They will spend 9 days walking to Amsterdam in the Netherlands, which is 225 km away. They will arrive on the 23rd of July, in time for the 22nd International AIDS conference. The activists have three things they want to change for those with HIV: no stigmatising, no criminalising and no barrier to treatments.
The main person behind the initiative is Ruan Uys, who is HIV positive himself. He founded the “Hivsters” movement to support people with the virus and show them it doesn’t stop you living a happy life.
“This walk is my way of saying thank you to all those that came before me, who helped us achieve all the progress we have made against HIV so far. It’s over to us now. There is still a lot to do, especially in developing countries”, he said on Friday. He was in Brussels that day, to visit the AIDS Prevention platform. “There are still so many avoidable deaths”.
Uys said making treatment more accessible is the best way to end the HIV epidemic. An infected person whose HIV has become undetectable through treatment no longer transmits the virus.
The fight against the discrimination of people with HIV continues. They sometimes discriminate themselves through shame or lack of understanding.

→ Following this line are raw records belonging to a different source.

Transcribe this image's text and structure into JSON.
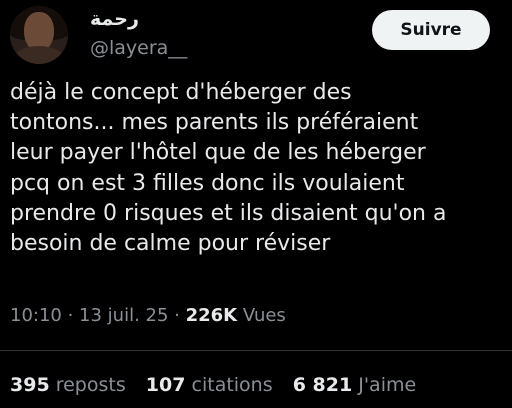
{
  "author": {
    "display_name": "رحمة",
    "handle": "@layera__"
  },
  "follow_label": "Suivre",
  "tweet": {
    "text": "déjà le concept d'héberger des\ntontons... mes parents ils préféraient\nleur payer l'hôtel que de les héberger\npcq on est 3 filles donc ils voulaient\nprendre 0 risques et ils disaient qu'on a\nbesoin de calme pour réviser"
  },
  "meta": {
    "time": "10:10",
    "sep1": " · ",
    "date": "13 juil. 25",
    "sep2": " · ",
    "views_count": "226K",
    "views_label": " Vues"
  },
  "stats": {
    "reposts_count": "395",
    "reposts_label": "reposts",
    "quotes_count": "107",
    "quotes_label": "citations",
    "likes_count": "6 821",
    "likes_label": "J'aime"
  },
  "colors": {
    "background": "#000000",
    "text_primary": "#e7e9ea",
    "text_secondary": "#8b9097",
    "follow_button_bg": "#eff3f4",
    "follow_button_text": "#0f1419"
  }
}
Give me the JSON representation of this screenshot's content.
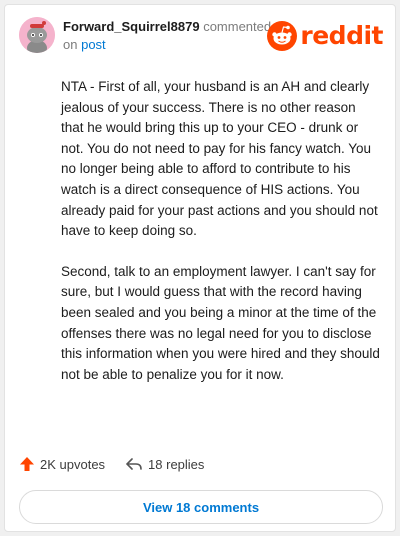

Everyone is invited to join the walk and they can do all or part of the route. More information is available on the website, www.hivsters.info. Ruan Uys wants to create as bigger community as possible, regardless of gender, origin and sexual orientation.
The walk will end with a demonstration in Amsterdam, on the day the International AIDS Conference (AIDS 2018) starts. Thousands of scientists and activists are expected to attend.
By Maria Novak